He concluded that the furry rodents were “one of the worst enemies ever known to the farmer.”

Lawmakers responded by establishing a short-lived bounty on groundhogs at 10 cents per pelt, said Josh Elliott, majority policy director for the New Hampshire state Senate. He came across a reference to the study committee in Leon Anderson’s 1981 book, “To This Day: The 300 years of the New Hampshire Legislature.”

Elliott tracked down the full report and posted excerpts Friday on Twitter, the same day that the handlers of Pennsylvania’s Punxsutawney Phil said the groundhog called for six more weeks of winter after seeing his shadow at dawn.

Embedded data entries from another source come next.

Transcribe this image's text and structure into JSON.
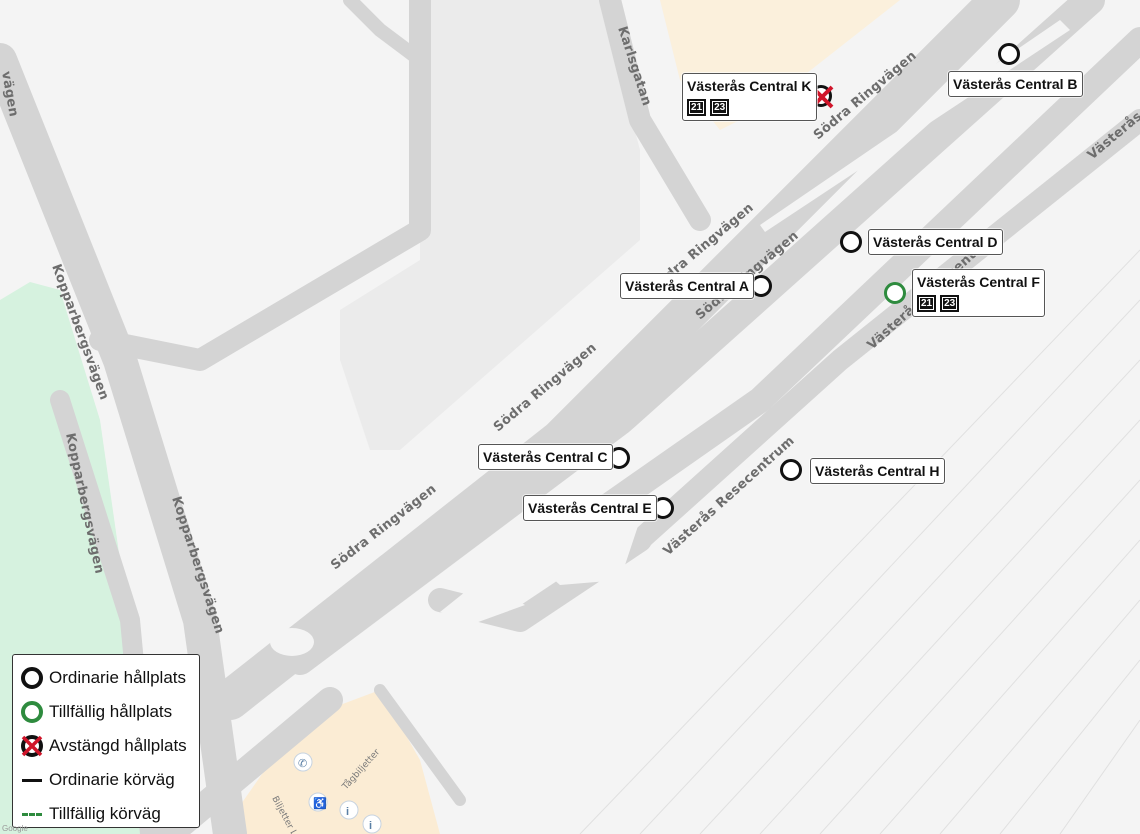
{
  "roads": [
    {
      "name": "Karlsgatan"
    },
    {
      "name": "Södra Ringvägen"
    },
    {
      "name": "Södra Ringvägen"
    },
    {
      "name": "Södra Ringvägen"
    },
    {
      "name": "Södra Ringvägen"
    },
    {
      "name": "Södra Ringvägen"
    },
    {
      "name": "Kopparbergsvägen"
    },
    {
      "name": "Kopparbergsvägen"
    },
    {
      "name": "Kopparbergsvägen"
    },
    {
      "name": "Västerås Resecentrum"
    },
    {
      "name": "Västerås Resecentrum"
    },
    {
      "name": "Västerås Resecentrum"
    },
    {
      "name": "vägen"
    },
    {
      "name": "Södra Ringvägen"
    }
  ],
  "pois": {
    "tagbiljetter": "Tågbiljetter",
    "biljetter": "Biljetter Länstrafik"
  },
  "stops": [
    {
      "name": "Västerås Central K",
      "status": "closed",
      "lines": [
        "21",
        "23"
      ]
    },
    {
      "name": "Västerås Central B",
      "status": "ordinary",
      "lines": []
    },
    {
      "name": "Västerås Central D",
      "status": "ordinary",
      "lines": []
    },
    {
      "name": "Västerås Central A",
      "status": "ordinary",
      "lines": []
    },
    {
      "name": "Västerås Central F",
      "status": "temporary",
      "lines": [
        "21",
        "23"
      ]
    },
    {
      "name": "Västerås Central C",
      "status": "ordinary",
      "lines": []
    },
    {
      "name": "Västerås Central H",
      "status": "ordinary",
      "lines": []
    },
    {
      "name": "Västerås Central E",
      "status": "ordinary",
      "lines": []
    }
  ],
  "legend": {
    "ordinary_stop": "Ordinarie hållplats",
    "temporary_stop": "Tillfällig hållplats",
    "closed_stop": "Avstängd hållplats",
    "ordinary_route": "Ordinarie körväg",
    "temporary_route": "Tillfällig körväg"
  },
  "colors": {
    "ordinary": "#111111",
    "temporary": "#2e8b3e",
    "closed_cross": "#d0152a",
    "road": "#d4d4d4",
    "park": "#d6f2df",
    "building": "#ececec",
    "station": "#fbecd4"
  },
  "attribution": "Google"
}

“I can’t figure out if the representative who wrote the report just thought it was the stupidest thing on the planet and he was annoyed he’d been assigned to it, or he was just having fun with it,” Elliott said in an interview. “It could’ve been both.”

The bounty, according to Anderson’s book, was repealed two years later after the state treasurer brought some rather startling statistics to the Legislature. The number of bounty claims paid by the state jumped from 339 for the fiscal year ending in June 1884 to 122,065 by June 1885. In contrast, another document Elliott dug up showed that the $12,206 the state paid out for woodchucks was nearly five times the amount paid for bounties on all other animals combined (a bushel of grasshoppers was worth $1, but only 907 claims were filed).

Based on one lawmaker’s count of 72 woodchucks within a “short distance,” Corning estimated woodchucks numbered in the millions across the state in 1883. The current population is unclear, however.

Lt. Heidi Murphy of the state Fish and Game Department said that residents don’t need a hunting or trapping license to kill woodchucks on their own property, but would if they pursued them elsewhere. She also noted that woodchucks are considered a high-risk species for rabies.

“So you don’t really want to mess with woodchucks,” she said.